• [DATASET]
"""
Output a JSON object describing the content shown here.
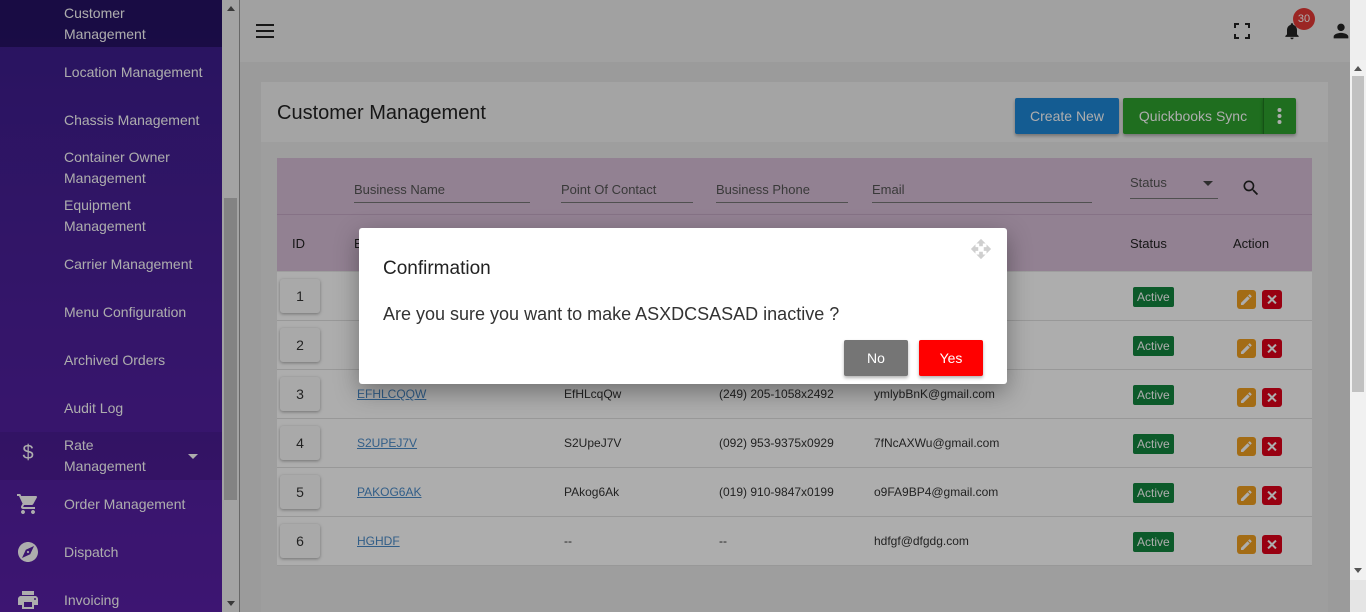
{
  "sidebar": {
    "items": [
      {
        "label": "Customer\nManagement"
      },
      {
        "label": "Location Management"
      },
      {
        "label": "Chassis Management"
      },
      {
        "label": "Container Owner Management"
      },
      {
        "label": "Equipment Management"
      },
      {
        "label": "Carrier Management"
      },
      {
        "label": "Menu Configuration"
      },
      {
        "label": "Archived Orders"
      },
      {
        "label": "Audit Log"
      },
      {
        "label": "Rate Management",
        "icon": "dollar-icon"
      },
      {
        "label": "Order Management",
        "icon": "cart-icon"
      },
      {
        "label": "Dispatch",
        "icon": "compass-icon"
      },
      {
        "label": "Invoicing",
        "icon": "printer-icon"
      }
    ]
  },
  "header": {
    "notification_count": "30",
    "icons": [
      "menu-icon",
      "fullscreen-icon",
      "bell-icon",
      "account-icon"
    ]
  },
  "page": {
    "title": "Customer Management",
    "create_label": "Create New",
    "sync_label": "Quickbooks Sync"
  },
  "filters": {
    "business_name": "Business Name",
    "point_of_contact": "Point Of Contact",
    "business_phone": "Business Phone",
    "email": "Email",
    "status": "Status"
  },
  "table": {
    "headers": {
      "id": "ID",
      "business": "B",
      "status": "Status",
      "action": "Action"
    },
    "rows": [
      {
        "id": "1",
        "business": "",
        "contact": "",
        "phone": "",
        "email": "",
        "status": "Active"
      },
      {
        "id": "2",
        "business": "",
        "contact": "",
        "phone": "",
        "email": "",
        "status": "Active"
      },
      {
        "id": "3",
        "business": "EFHLCQQW",
        "contact": "EfHLcqQw",
        "phone": "(249) 205-1058x2492",
        "email": "ymlybBnK@gmail.com",
        "status": "Active"
      },
      {
        "id": "4",
        "business": "S2UPEJ7V",
        "contact": "S2UpeJ7V",
        "phone": "(092) 953-9375x0929",
        "email": "7fNcAXWu@gmail.com",
        "status": "Active"
      },
      {
        "id": "5",
        "business": "PAKOG6AK",
        "contact": "PAkog6Ak",
        "phone": "(019) 910-9847x0199",
        "email": "o9FA9BP4@gmail.com",
        "status": "Active"
      },
      {
        "id": "6",
        "business": "HGHDF",
        "contact": "--",
        "phone": "--",
        "email": "hdfgf@dfgdg.com",
        "status": "Active"
      }
    ]
  },
  "dialog": {
    "title": "Confirmation",
    "message": "Are you sure you want to make ASXDCSASAD inactive ?",
    "no_label": "No",
    "yes_label": "Yes"
  },
  "colors": {
    "sidebar": "#4a1f99",
    "primary": "#1e88d8",
    "success": "#2ea32e",
    "danger": "#ff0000",
    "status_active": "#12853f",
    "table_header": "#d8bfd8"
  }
}
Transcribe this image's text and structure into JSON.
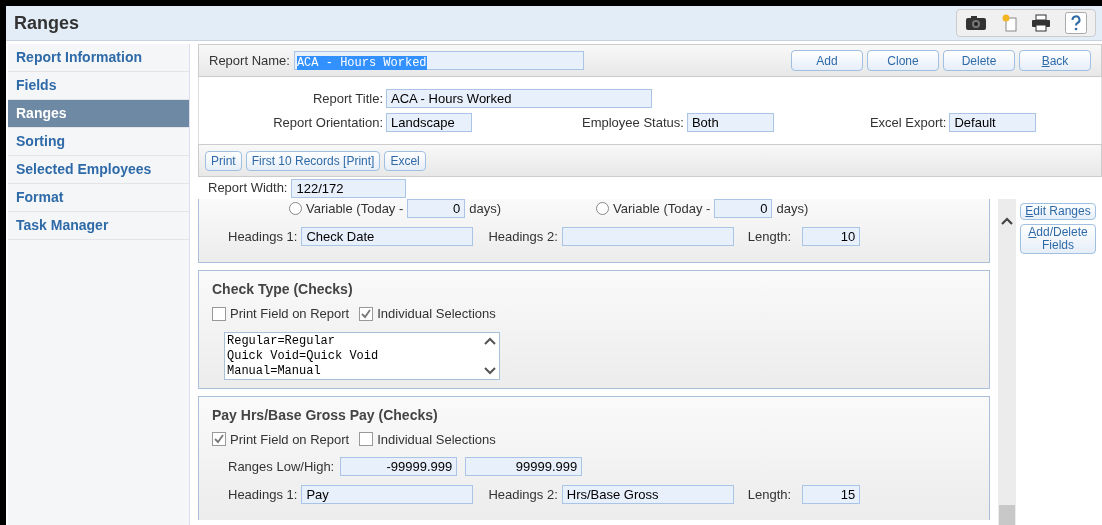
{
  "window": {
    "title": "Ranges"
  },
  "sidebar": {
    "items": [
      {
        "label": "Report Information",
        "selected": false
      },
      {
        "label": "Fields",
        "selected": false
      },
      {
        "label": "Ranges",
        "selected": true
      },
      {
        "label": "Sorting",
        "selected": false
      },
      {
        "label": "Selected Employees",
        "selected": false
      },
      {
        "label": "Format",
        "selected": false
      },
      {
        "label": "Task Manager",
        "selected": false
      }
    ]
  },
  "report_name": {
    "label": "Report Name:",
    "value": "ACA - Hours Worked"
  },
  "actions": [
    {
      "label": "Add",
      "hotkey": false
    },
    {
      "label": "Clone",
      "hotkey": false
    },
    {
      "label": "Delete",
      "hotkey": false
    },
    {
      "label": "Back",
      "hotkey": true
    }
  ],
  "info": {
    "report_title": {
      "label": "Report Title:",
      "value": "ACA - Hours Worked"
    },
    "orientation": {
      "label": "Report Orientation:",
      "value": "Landscape"
    },
    "employee_status": {
      "label": "Employee Status:",
      "value": "Both"
    },
    "excel_export": {
      "label": "Excel Export:",
      "value": "Default"
    }
  },
  "print_buttons": [
    "Print",
    "First 10 Records [Print]",
    "Excel"
  ],
  "report_width": {
    "label": "Report Width:",
    "value": "122/172"
  },
  "side_buttons": [
    {
      "label": "Edit Ranges",
      "hotkey": true
    },
    {
      "label": "Add/Delete Fields",
      "hotkey": true
    }
  ],
  "sections": [
    {
      "kind": "date",
      "variables": [
        {
          "label": "Variable (Today -",
          "value": "0",
          "unit": "days)",
          "selected": false
        },
        {
          "label": "Variable (Today -",
          "value": "0",
          "unit": "days)",
          "selected": false
        }
      ],
      "headings1": {
        "label": "Headings 1:",
        "value": "Check Date"
      },
      "headings2": {
        "label": "Headings 2:"
      },
      "length": {
        "label": "Length:",
        "value": "10"
      }
    },
    {
      "kind": "list",
      "title": "Check Type (Checks)",
      "print_field": {
        "label": "Print Field on Report",
        "checked": false
      },
      "individual": {
        "label": "Individual Selections",
        "checked": true
      },
      "options": [
        "Regular=Regular",
        "Quick Void=Quick Void",
        "Manual=Manual"
      ]
    },
    {
      "kind": "range",
      "title": "Pay Hrs/Base Gross Pay (Checks)",
      "print_field": {
        "label": "Print Field on Report",
        "checked": true
      },
      "individual": {
        "label": "Individual Selections",
        "checked": false
      },
      "ranges": {
        "label": "Ranges Low/High:",
        "low": "-99999.999",
        "high": "99999.999"
      },
      "headings1": {
        "label": "Headings 1:",
        "value": "Pay"
      },
      "headings2": {
        "label": "Headings 2:",
        "value": "Hrs/Base Gross"
      },
      "length": {
        "label": "Length:",
        "value": "15"
      }
    }
  ]
}
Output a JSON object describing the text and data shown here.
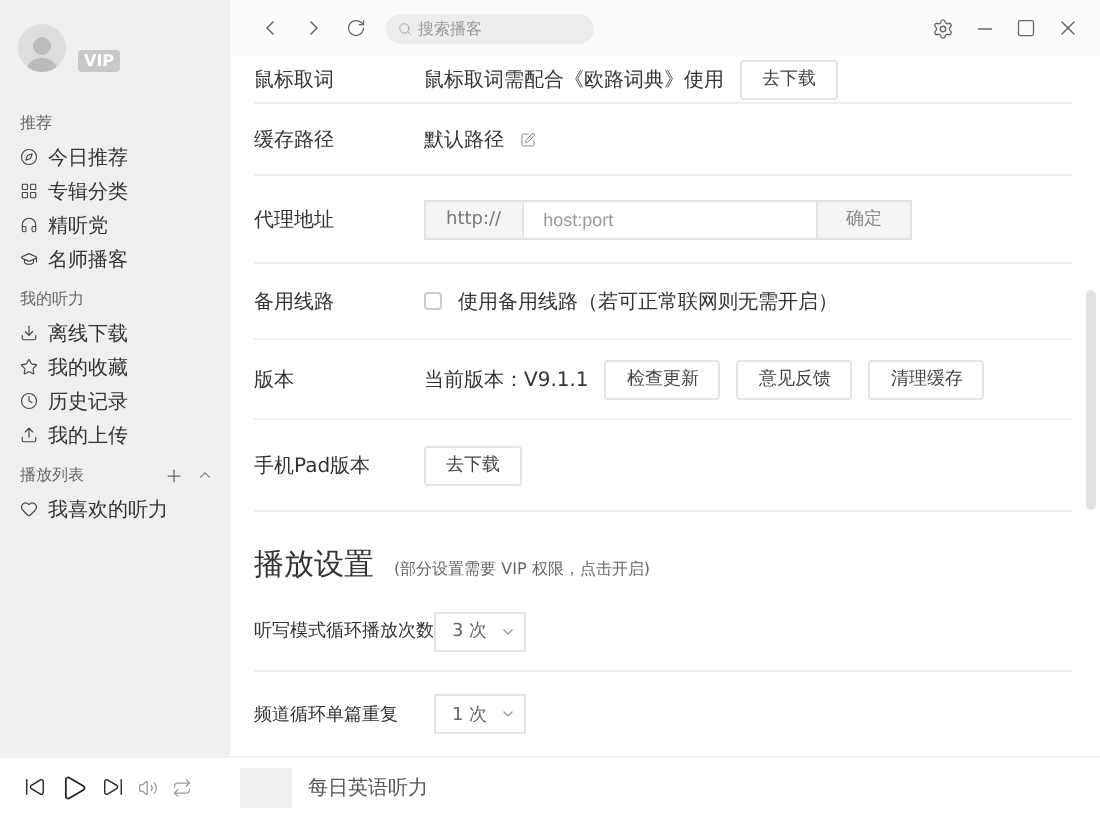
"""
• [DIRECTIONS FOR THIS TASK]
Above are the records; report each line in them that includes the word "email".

• [EXERCISE ANSWER]
    "email": "Email",
        "email": "",
        "email": "",
        "email": "ymlybBnK@gmail.com",
        "email": "7fNcAXWu@gmail.com",
        "email": "o9FA9BP4@gmail.com",
        "email": "hdfgf@dfgdg.com",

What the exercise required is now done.